▶ _Input for this task_:
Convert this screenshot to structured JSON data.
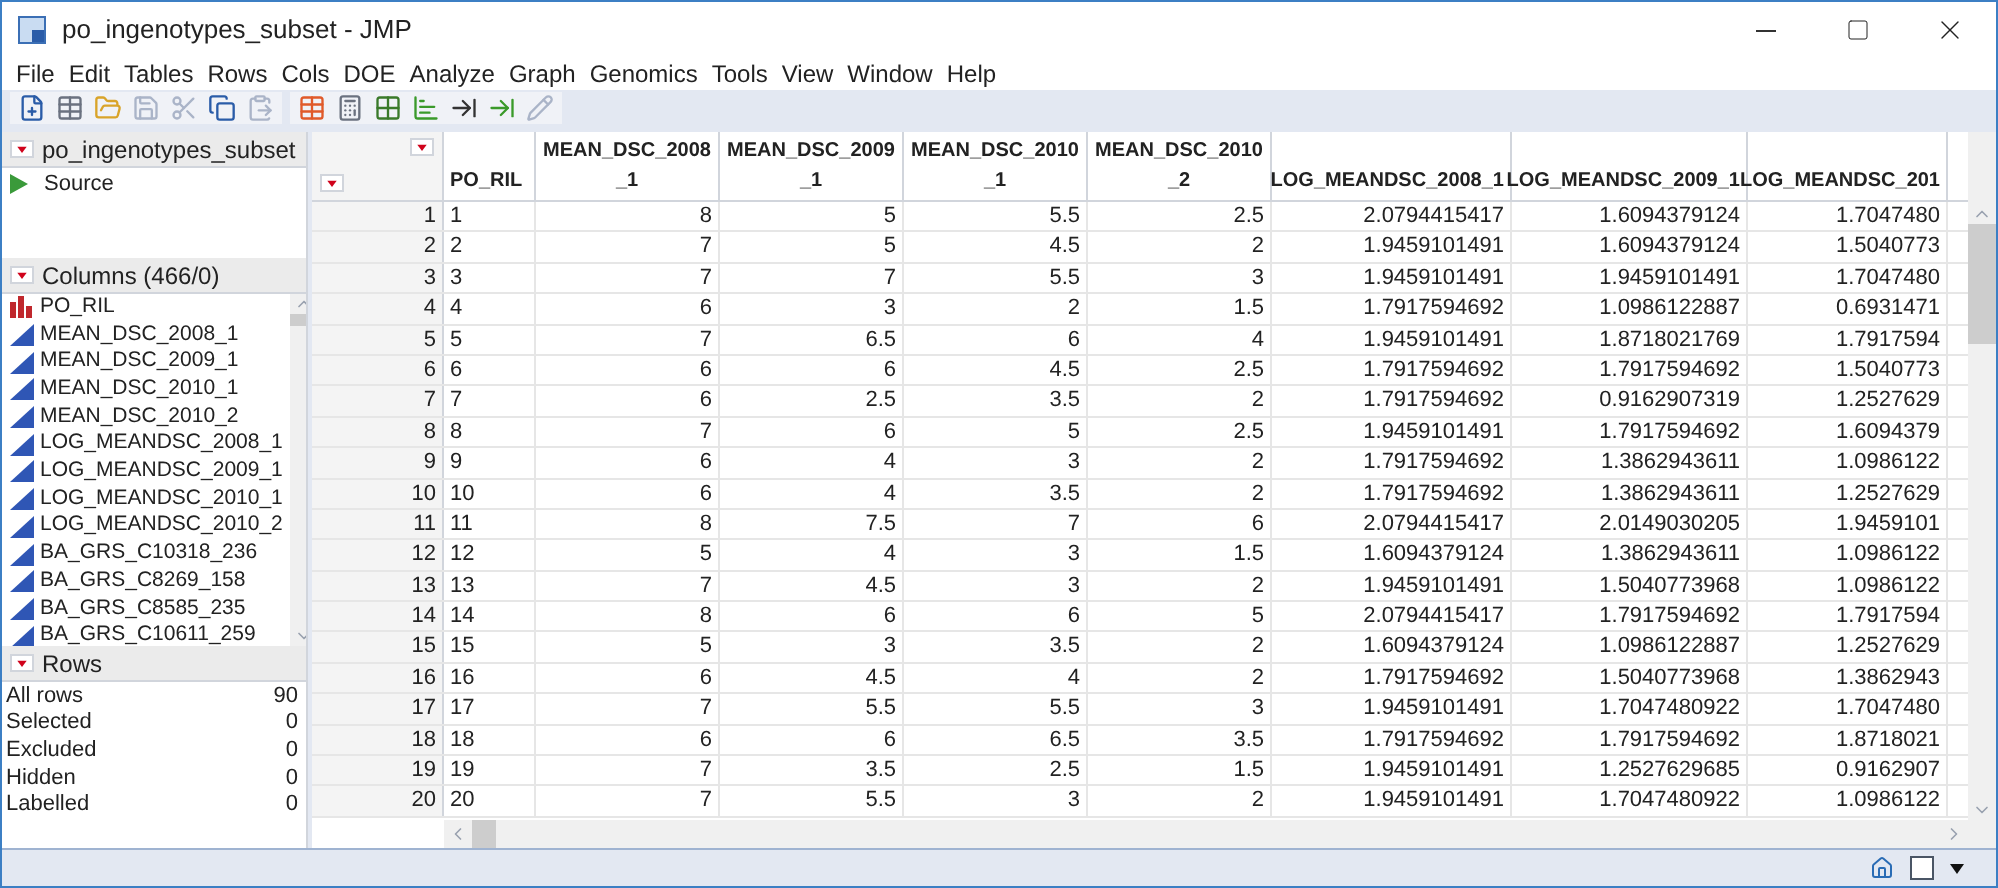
{
  "window": {
    "title": "po_ingenotypes_subset - JMP"
  },
  "menu": [
    "File",
    "Edit",
    "Tables",
    "Rows",
    "Cols",
    "DOE",
    "Analyze",
    "Graph",
    "Genomics",
    "Tools",
    "View",
    "Window",
    "Help"
  ],
  "table_panel": {
    "title": "po_ingenotypes_subset",
    "scripts": [
      "Source"
    ]
  },
  "columns_panel": {
    "title": "Columns (466/0)",
    "items": [
      {
        "name": "PO_RIL",
        "kind": "nominal"
      },
      {
        "name": "MEAN_DSC_2008_1",
        "kind": "continuous"
      },
      {
        "name": "MEAN_DSC_2009_1",
        "kind": "continuous"
      },
      {
        "name": "MEAN_DSC_2010_1",
        "kind": "continuous"
      },
      {
        "name": "MEAN_DSC_2010_2",
        "kind": "continuous"
      },
      {
        "name": "LOG_MEANDSC_2008_1",
        "kind": "continuous"
      },
      {
        "name": "LOG_MEANDSC_2009_1",
        "kind": "continuous"
      },
      {
        "name": "LOG_MEANDSC_2010_1",
        "kind": "continuous"
      },
      {
        "name": "LOG_MEANDSC_2010_2",
        "kind": "continuous"
      },
      {
        "name": "BA_GRS_C10318_236",
        "kind": "continuous"
      },
      {
        "name": "BA_GRS_C8269_158",
        "kind": "continuous"
      },
      {
        "name": "BA_GRS_C8585_235",
        "kind": "continuous"
      },
      {
        "name": "BA_GRS_C10611_259",
        "kind": "continuous"
      }
    ]
  },
  "rows_panel": {
    "title": "Rows",
    "items": [
      {
        "label": "All rows",
        "value": "90"
      },
      {
        "label": "Selected",
        "value": "0"
      },
      {
        "label": "Excluded",
        "value": "0"
      },
      {
        "label": "Hidden",
        "value": "0"
      },
      {
        "label": "Labelled",
        "value": "0"
      }
    ]
  },
  "table": {
    "columns": [
      {
        "lines": [
          "PO_RIL"
        ],
        "kind": "nominal"
      },
      {
        "lines": [
          "MEAN_DSC_2008",
          "_1"
        ],
        "kind": "continuous"
      },
      {
        "lines": [
          "MEAN_DSC_2009",
          "_1"
        ],
        "kind": "continuous"
      },
      {
        "lines": [
          "MEAN_DSC_2010",
          "_1"
        ],
        "kind": "continuous"
      },
      {
        "lines": [
          "MEAN_DSC_2010",
          "_2"
        ],
        "kind": "continuous"
      },
      {
        "lines": [
          "LOG_MEANDSC_2008_1"
        ],
        "kind": "continuous"
      },
      {
        "lines": [
          "LOG_MEANDSC_2009_1"
        ],
        "kind": "continuous"
      },
      {
        "lines": [
          "LOG_MEANDSC_201"
        ],
        "kind": "continuous"
      }
    ],
    "rows": [
      {
        "number": "1",
        "cells": [
          "1",
          "8",
          "5",
          "5.5",
          "2.5",
          "2.0794415417",
          "1.6094379124",
          "1.7047480"
        ]
      },
      {
        "number": "2",
        "cells": [
          "2",
          "7",
          "5",
          "4.5",
          "2",
          "1.9459101491",
          "1.6094379124",
          "1.5040773"
        ]
      },
      {
        "number": "3",
        "cells": [
          "3",
          "7",
          "7",
          "5.5",
          "3",
          "1.9459101491",
          "1.9459101491",
          "1.7047480"
        ]
      },
      {
        "number": "4",
        "cells": [
          "4",
          "6",
          "3",
          "2",
          "1.5",
          "1.7917594692",
          "1.0986122887",
          "0.6931471"
        ]
      },
      {
        "number": "5",
        "cells": [
          "5",
          "7",
          "6.5",
          "6",
          "4",
          "1.9459101491",
          "1.8718021769",
          "1.7917594"
        ]
      },
      {
        "number": "6",
        "cells": [
          "6",
          "6",
          "6",
          "4.5",
          "2.5",
          "1.7917594692",
          "1.7917594692",
          "1.5040773"
        ]
      },
      {
        "number": "7",
        "cells": [
          "7",
          "6",
          "2.5",
          "3.5",
          "2",
          "1.7917594692",
          "0.9162907319",
          "1.2527629"
        ]
      },
      {
        "number": "8",
        "cells": [
          "8",
          "7",
          "6",
          "5",
          "2.5",
          "1.9459101491",
          "1.7917594692",
          "1.6094379"
        ]
      },
      {
        "number": "9",
        "cells": [
          "9",
          "6",
          "4",
          "3",
          "2",
          "1.7917594692",
          "1.3862943611",
          "1.0986122"
        ]
      },
      {
        "number": "10",
        "cells": [
          "10",
          "6",
          "4",
          "3.5",
          "2",
          "1.7917594692",
          "1.3862943611",
          "1.2527629"
        ]
      },
      {
        "number": "11",
        "cells": [
          "11",
          "8",
          "7.5",
          "7",
          "6",
          "2.0794415417",
          "2.0149030205",
          "1.9459101"
        ]
      },
      {
        "number": "12",
        "cells": [
          "12",
          "5",
          "4",
          "3",
          "1.5",
          "1.6094379124",
          "1.3862943611",
          "1.0986122"
        ]
      },
      {
        "number": "13",
        "cells": [
          "13",
          "7",
          "4.5",
          "3",
          "2",
          "1.9459101491",
          "1.5040773968",
          "1.0986122"
        ]
      },
      {
        "number": "14",
        "cells": [
          "14",
          "8",
          "6",
          "6",
          "5",
          "2.0794415417",
          "1.7917594692",
          "1.7917594"
        ]
      },
      {
        "number": "15",
        "cells": [
          "15",
          "5",
          "3",
          "3.5",
          "2",
          "1.6094379124",
          "1.0986122887",
          "1.2527629"
        ]
      },
      {
        "number": "16",
        "cells": [
          "16",
          "6",
          "4.5",
          "4",
          "2",
          "1.7917594692",
          "1.5040773968",
          "1.3862943"
        ]
      },
      {
        "number": "17",
        "cells": [
          "17",
          "7",
          "5.5",
          "5.5",
          "3",
          "1.9459101491",
          "1.7047480922",
          "1.7047480"
        ]
      },
      {
        "number": "18",
        "cells": [
          "18",
          "6",
          "6",
          "6.5",
          "3.5",
          "1.7917594692",
          "1.7917594692",
          "1.8718021"
        ]
      },
      {
        "number": "19",
        "cells": [
          "19",
          "7",
          "3.5",
          "2.5",
          "1.5",
          "1.9459101491",
          "1.2527629685",
          "0.9162907"
        ]
      },
      {
        "number": "20",
        "cells": [
          "20",
          "7",
          "5.5",
          "3",
          "2",
          "1.9459101491",
          "1.7047480922",
          "1.0986122"
        ]
      }
    ]
  }
}
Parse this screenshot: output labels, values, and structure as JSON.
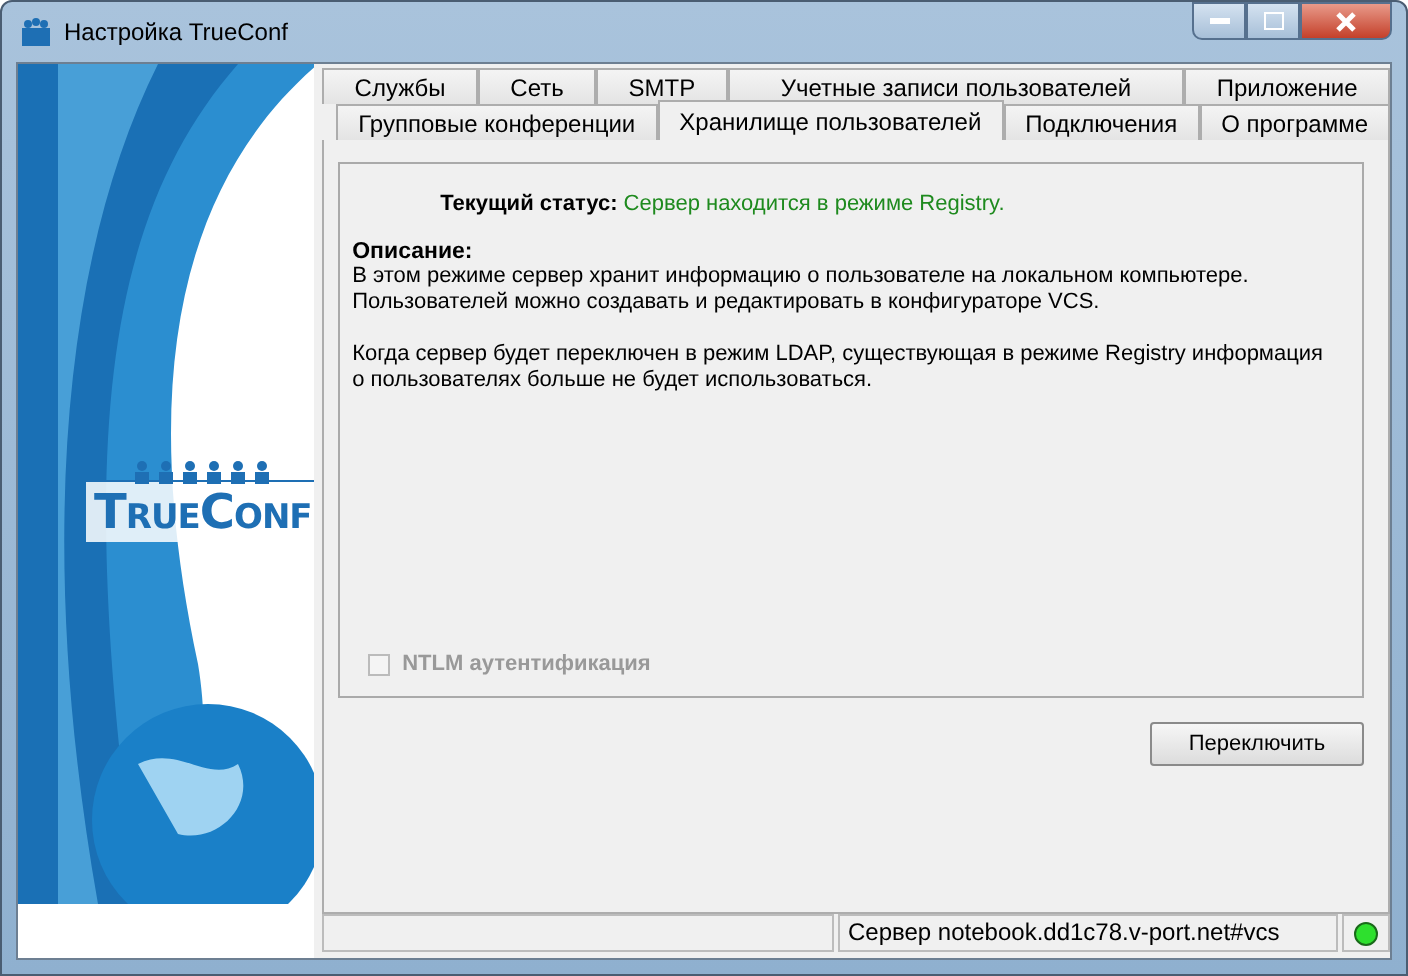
{
  "window": {
    "title": "Настройка TrueConf"
  },
  "logo": {
    "text": "TrueConf"
  },
  "tab_rows": [
    [
      {
        "label": "Службы",
        "selected": false
      },
      {
        "label": "Сеть",
        "selected": false
      },
      {
        "label": "SMTP",
        "selected": false
      },
      {
        "label": "Учетные записи пользователей",
        "selected": false
      },
      {
        "label": "Приложение",
        "selected": false
      }
    ],
    [
      {
        "label": "Групповые конференции",
        "selected": false
      },
      {
        "label": "Хранилище пользователей",
        "selected": true
      },
      {
        "label": "Подключения",
        "selected": false
      },
      {
        "label": "О программе",
        "selected": false
      }
    ]
  ],
  "status": {
    "label": "Текущий статус:",
    "value": "Сервер находится в режиме Registry."
  },
  "description": {
    "heading": "Описание:",
    "paragraphs": [
      "В этом режиме сервер хранит информацию о пользователе на локальном компьютере. Пользователей можно создавать и редактировать в конфигураторе VCS.",
      "Когда сервер будет переключен в режим LDAP, существующая в режиме Registry информация о пользователях больше не будет использоваться."
    ]
  },
  "ntlm_checkbox": {
    "label": "NTLM аутентификация",
    "checked": false,
    "disabled": true
  },
  "switch_button": {
    "label": "Переключить"
  },
  "status_bar": {
    "server": "Сервер notebook.dd1c78.v-port.net#vcs",
    "connected": true
  }
}
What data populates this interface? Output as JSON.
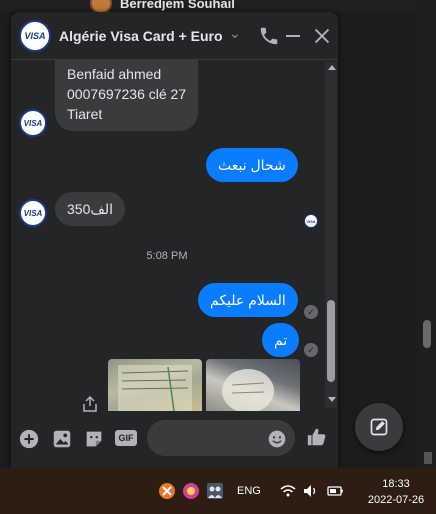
{
  "background": {
    "contact_name": "Berredjem Souhail"
  },
  "chat": {
    "title": "Algérie Visa Card + Euro",
    "avatar_label": "VISA",
    "messages": [
      {
        "direction": "in",
        "lines": [
          "Benfaid ahmed",
          "0007697236 clé 27",
          "Tiaret"
        ]
      },
      {
        "direction": "out",
        "text": "شحال نبعث"
      },
      {
        "direction": "in",
        "text": "350الف"
      },
      {
        "direction": "out",
        "text": "السلام عليكم"
      },
      {
        "direction": "out",
        "text": "تم"
      }
    ],
    "time_separator": "5:08 PM",
    "composer": {
      "gif_label": "GIF",
      "placeholder": ""
    }
  },
  "taskbar": {
    "language": "ENG",
    "time": "18:33",
    "date": "2022-07-26"
  },
  "colors": {
    "accent": "#0a7cff",
    "chat_bg": "#242526",
    "bubble_in": "#3a3b3c",
    "taskbar": "#2d1d13"
  }
}
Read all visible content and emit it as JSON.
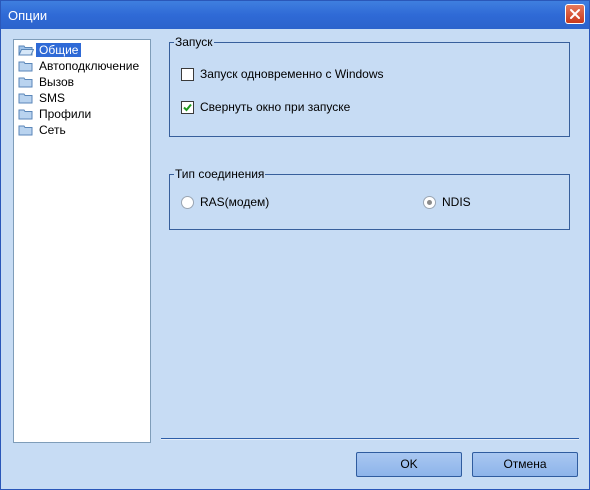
{
  "window": {
    "title": "Опции"
  },
  "tree": {
    "items": [
      {
        "label": "Общие",
        "selected": true
      },
      {
        "label": "Автоподключение",
        "selected": false
      },
      {
        "label": "Вызов",
        "selected": false
      },
      {
        "label": "SMS",
        "selected": false
      },
      {
        "label": "Профили",
        "selected": false
      },
      {
        "label": "Сеть",
        "selected": false
      }
    ]
  },
  "startup": {
    "title": "Запуск",
    "options": [
      {
        "label": "Запуск одновременно с Windows",
        "checked": false
      },
      {
        "label": "Свернуть окно при запуске",
        "checked": true
      }
    ]
  },
  "connection": {
    "title": "Тип соединения",
    "options": [
      {
        "label": "RAS(модем)",
        "selected": false
      },
      {
        "label": "NDIS",
        "selected": true
      }
    ]
  },
  "buttons": {
    "ok": "OK",
    "cancel": "Отмена"
  }
}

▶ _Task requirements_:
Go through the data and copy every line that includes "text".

▶ _Answer space_:
    "text": "TrueConf"
        "text": "شحال نبعث"
        "text": "350الف"
        "text": "السلام عليكم"
        "text": "تم"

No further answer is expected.